But, of all the dependency-generating mechanisms, the most important is inhibiting the ability of youngsters to act independently. Imagine if today’s university sold off all of its non-academic functions. Good-bye dorms, health centers, divisions of recreation, free computer services, the campus book store, tutoring and writing centers, free concerts and lecture series, and all else. Even sell the library to Google. This would be a bare bones medieval style university, one consisting solely of professors, classrooms and whatever else was necessary for imparting knowledge.
Would campus life collapse? Would eighteen year olds starve absent a dining service? Hardly. It’s been my experience that nearly every college student has now mastered Craig’s list and all the other on-line venues to find whatever they need. This is not an argument for the virtues of free market capitalism though I personally prefer the free market over campus socialization. Rather, let youngsters learn to make important choices and then suffering the consequences. Let them visit Wal-Mart’s convenient care for their runny nose, not the university’s facilities and thereby learn about choosing a health care provider. Let them shop the marketplace and survive all the charlatans and crooks. After all, is this what we mean when we talk of “growing up”?
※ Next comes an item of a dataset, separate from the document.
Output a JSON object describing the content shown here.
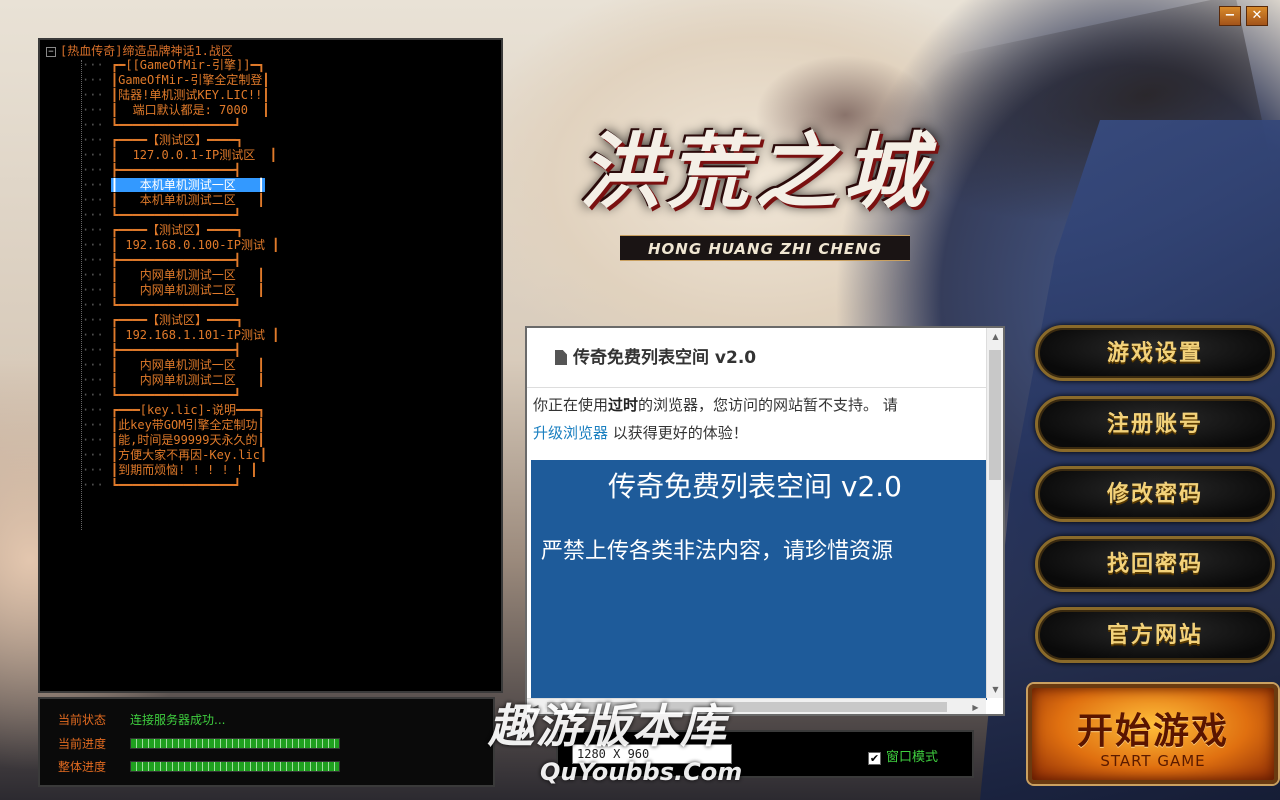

One last comment regarding the dachshund parallel. Like unsuitable dogs that are either neutered or kept from breeding, students who demonstrate “excessive” spirit of independence are culled out from university life as “trouble-makers.” If this comparison seems too harsh, imagine the fate of students who openly contested today’s campus orthodoxy (i.e., bit strangers) by mocking diversity or pointing out that Africa has gone backwards when colonialism ended. Like any good breeder with an eye on potential customers, university administrators would make every effort to keep this “trouble-maker” student from reaching the market. And, after a point, the word would get out—if you want to be adopted by a nice family, well paid and all that, don’t bite strangers.
So, perhaps one of these days the school president will give the following speech. Here ladies and gentlemen is the class of 2015. All have had their shots, been wormed, paper trained and ready to go. Each, I assure you, will make a wonderful addition to our fine society.